This works by reducing the amount of time spent in bed to the estimated time period spent actually sleeping. Sleep restriction techniques, which can be learned from a sleep specialist, include recording the time you spend in bed and the time you spend asleep each day for one to two weeks. The amount of time spent in bed is then restricted to the time spent actually sleeping. As sleep quality improves, the sleep schedule is adjusted as appropriate. Sleep restriction prescribes a specific amount of sleep but not a mandatory time period in bed. Stimulus control and sleep hygiene guidelines may be used in combination with sleep restriction.
- Managing Stress
As mentioned earlier, the stress that stems from common life situations often contributes to sleep problems. A relaxing activity around bedtime can help relieve tension and encourage sleep. Consciously attempting to clarify problems and formulate solutions can have a positive effect on sleep quality. Talking with a trusted friend or colleague to "air out" troubling issues can be helpful. Relaxation exercises, meditation, biofeedback, and hypnosis are sometimes beneficial in controlling sleep problems. These techniques should be learned from a psychologist, physician, or other healthcare professional.

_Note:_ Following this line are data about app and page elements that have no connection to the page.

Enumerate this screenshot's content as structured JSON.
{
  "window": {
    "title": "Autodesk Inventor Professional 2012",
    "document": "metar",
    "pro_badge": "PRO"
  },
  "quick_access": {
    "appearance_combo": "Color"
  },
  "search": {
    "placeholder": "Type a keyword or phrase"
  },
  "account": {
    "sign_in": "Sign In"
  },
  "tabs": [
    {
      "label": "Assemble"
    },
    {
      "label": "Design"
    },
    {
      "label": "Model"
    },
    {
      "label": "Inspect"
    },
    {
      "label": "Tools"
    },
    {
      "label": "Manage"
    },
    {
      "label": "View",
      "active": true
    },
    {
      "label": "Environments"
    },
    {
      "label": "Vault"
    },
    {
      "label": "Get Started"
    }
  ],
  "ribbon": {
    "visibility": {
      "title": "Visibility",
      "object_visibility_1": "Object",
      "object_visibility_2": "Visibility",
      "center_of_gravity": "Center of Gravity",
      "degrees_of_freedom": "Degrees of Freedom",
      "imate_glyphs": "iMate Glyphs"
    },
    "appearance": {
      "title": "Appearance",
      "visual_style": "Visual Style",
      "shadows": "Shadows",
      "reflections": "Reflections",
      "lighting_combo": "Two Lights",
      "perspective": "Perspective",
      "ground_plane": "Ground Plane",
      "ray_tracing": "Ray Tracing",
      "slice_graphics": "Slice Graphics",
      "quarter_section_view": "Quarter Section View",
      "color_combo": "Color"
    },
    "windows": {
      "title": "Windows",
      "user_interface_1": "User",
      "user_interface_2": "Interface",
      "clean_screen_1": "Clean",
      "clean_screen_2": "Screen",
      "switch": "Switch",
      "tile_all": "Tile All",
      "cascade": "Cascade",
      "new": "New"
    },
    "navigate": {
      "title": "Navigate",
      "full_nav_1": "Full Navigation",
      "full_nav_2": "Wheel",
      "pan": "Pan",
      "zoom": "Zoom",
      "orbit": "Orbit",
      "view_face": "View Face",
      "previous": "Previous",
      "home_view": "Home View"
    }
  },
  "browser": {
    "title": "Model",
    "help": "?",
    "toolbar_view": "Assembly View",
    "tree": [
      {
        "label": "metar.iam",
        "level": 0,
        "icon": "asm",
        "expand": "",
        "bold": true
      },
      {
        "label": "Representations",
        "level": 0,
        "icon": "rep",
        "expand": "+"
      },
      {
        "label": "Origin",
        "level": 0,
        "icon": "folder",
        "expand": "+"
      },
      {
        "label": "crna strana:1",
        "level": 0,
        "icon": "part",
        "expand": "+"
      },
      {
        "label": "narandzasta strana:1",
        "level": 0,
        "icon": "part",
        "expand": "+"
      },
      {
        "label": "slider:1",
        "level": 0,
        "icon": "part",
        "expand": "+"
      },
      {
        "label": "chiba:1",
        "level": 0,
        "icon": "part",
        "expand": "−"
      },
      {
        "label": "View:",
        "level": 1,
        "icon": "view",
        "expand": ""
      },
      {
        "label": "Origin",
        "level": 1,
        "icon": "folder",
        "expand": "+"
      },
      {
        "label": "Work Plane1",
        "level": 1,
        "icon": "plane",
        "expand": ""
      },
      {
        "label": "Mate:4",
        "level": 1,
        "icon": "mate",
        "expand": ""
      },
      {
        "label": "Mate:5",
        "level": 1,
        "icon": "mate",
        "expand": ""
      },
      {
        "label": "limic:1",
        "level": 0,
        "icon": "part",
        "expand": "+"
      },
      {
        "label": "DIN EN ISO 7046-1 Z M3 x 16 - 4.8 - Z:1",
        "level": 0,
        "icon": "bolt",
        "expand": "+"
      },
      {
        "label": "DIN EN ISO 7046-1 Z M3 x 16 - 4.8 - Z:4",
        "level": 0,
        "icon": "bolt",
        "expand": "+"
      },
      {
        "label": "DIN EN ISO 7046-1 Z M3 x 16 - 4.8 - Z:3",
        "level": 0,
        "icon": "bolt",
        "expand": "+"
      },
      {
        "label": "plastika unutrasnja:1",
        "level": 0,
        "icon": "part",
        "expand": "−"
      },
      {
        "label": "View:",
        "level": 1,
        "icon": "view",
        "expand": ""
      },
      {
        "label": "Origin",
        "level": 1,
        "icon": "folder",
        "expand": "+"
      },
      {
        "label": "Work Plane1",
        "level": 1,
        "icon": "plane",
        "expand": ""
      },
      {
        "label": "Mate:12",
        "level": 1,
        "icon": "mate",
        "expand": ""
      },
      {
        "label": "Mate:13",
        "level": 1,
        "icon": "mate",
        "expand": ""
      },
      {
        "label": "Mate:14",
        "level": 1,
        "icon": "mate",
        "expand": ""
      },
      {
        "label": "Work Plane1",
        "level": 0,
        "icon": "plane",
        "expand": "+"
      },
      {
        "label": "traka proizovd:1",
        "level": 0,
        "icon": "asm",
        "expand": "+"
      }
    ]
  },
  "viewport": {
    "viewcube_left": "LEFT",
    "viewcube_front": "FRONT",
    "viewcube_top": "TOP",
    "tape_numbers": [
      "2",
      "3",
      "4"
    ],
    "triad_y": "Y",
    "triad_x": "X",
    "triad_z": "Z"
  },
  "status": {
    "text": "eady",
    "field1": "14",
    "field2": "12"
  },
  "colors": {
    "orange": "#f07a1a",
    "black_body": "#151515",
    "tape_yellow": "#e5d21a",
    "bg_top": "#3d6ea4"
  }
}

- Designating "Worry Time"
Another technique that can be helpful is to designate a particular time for worry. This time is dedicated to sorting out problems and coming up with possible solutions. Set aside 30 minutes in the evening to sit alone and undisturbed, after dinner is a good time. Write down each of your worries as it comes to mind. These worries can range from the mundane (needing to call someone in the morning or remembering an anniversary) to the serious (financial concerns or problems with a relationship). When all worries have been written down formulate a possible solution to that worry. While not all worries will have easy solutions, even small progress in remedying a worry can yield helpful results. The morning after recording your worries review and begin to work on resolving what you've identified.
Good sleep hygiene will improve the sleep of many people. Stimulus control and sleep restriction strategies, although they are challenging techniques to master, improve the likelihood of a successful outcome. If sleeplessness persists after four to six weeks of modifying sleep and daytime habits as described earlier, it's time to consider seeking professional help from a healthcare provider or an expert in sleep disorders.
10 Tips for Good Sleep
- Try to sleep only when you are drowsy. If you are unable to fall asleep or stay asleep, leave your bedroom and engage in a quiet activity elsewhere. Do not permit yourself to fall asleep outside the bedroom. Return to bed when-and only when you are sleepy. Repeat this process as often as necessary throughout the night.
- Maintain a regular arise time, even on days off work and on weekends.
- Use your bedroom only for sleep and sex.
- Avoid napping during the daytime. If daytime sleepiness becomes overwhelming, limit nap time to a single nap of less than 1 hour, no later than 3 p.m.
- Avoid caffeine within four to six hours of bedtime.
- Avoid the use of nicotine close to bedtime or during the night.
- Do not drink alcoholic beverages within four to six hours of bedtime.
- Avoid large meals.
- Avoid strenuous exercise within 6 hours of bedtime.
- Minimize light, noise, and extremes in temperature in the bedroom.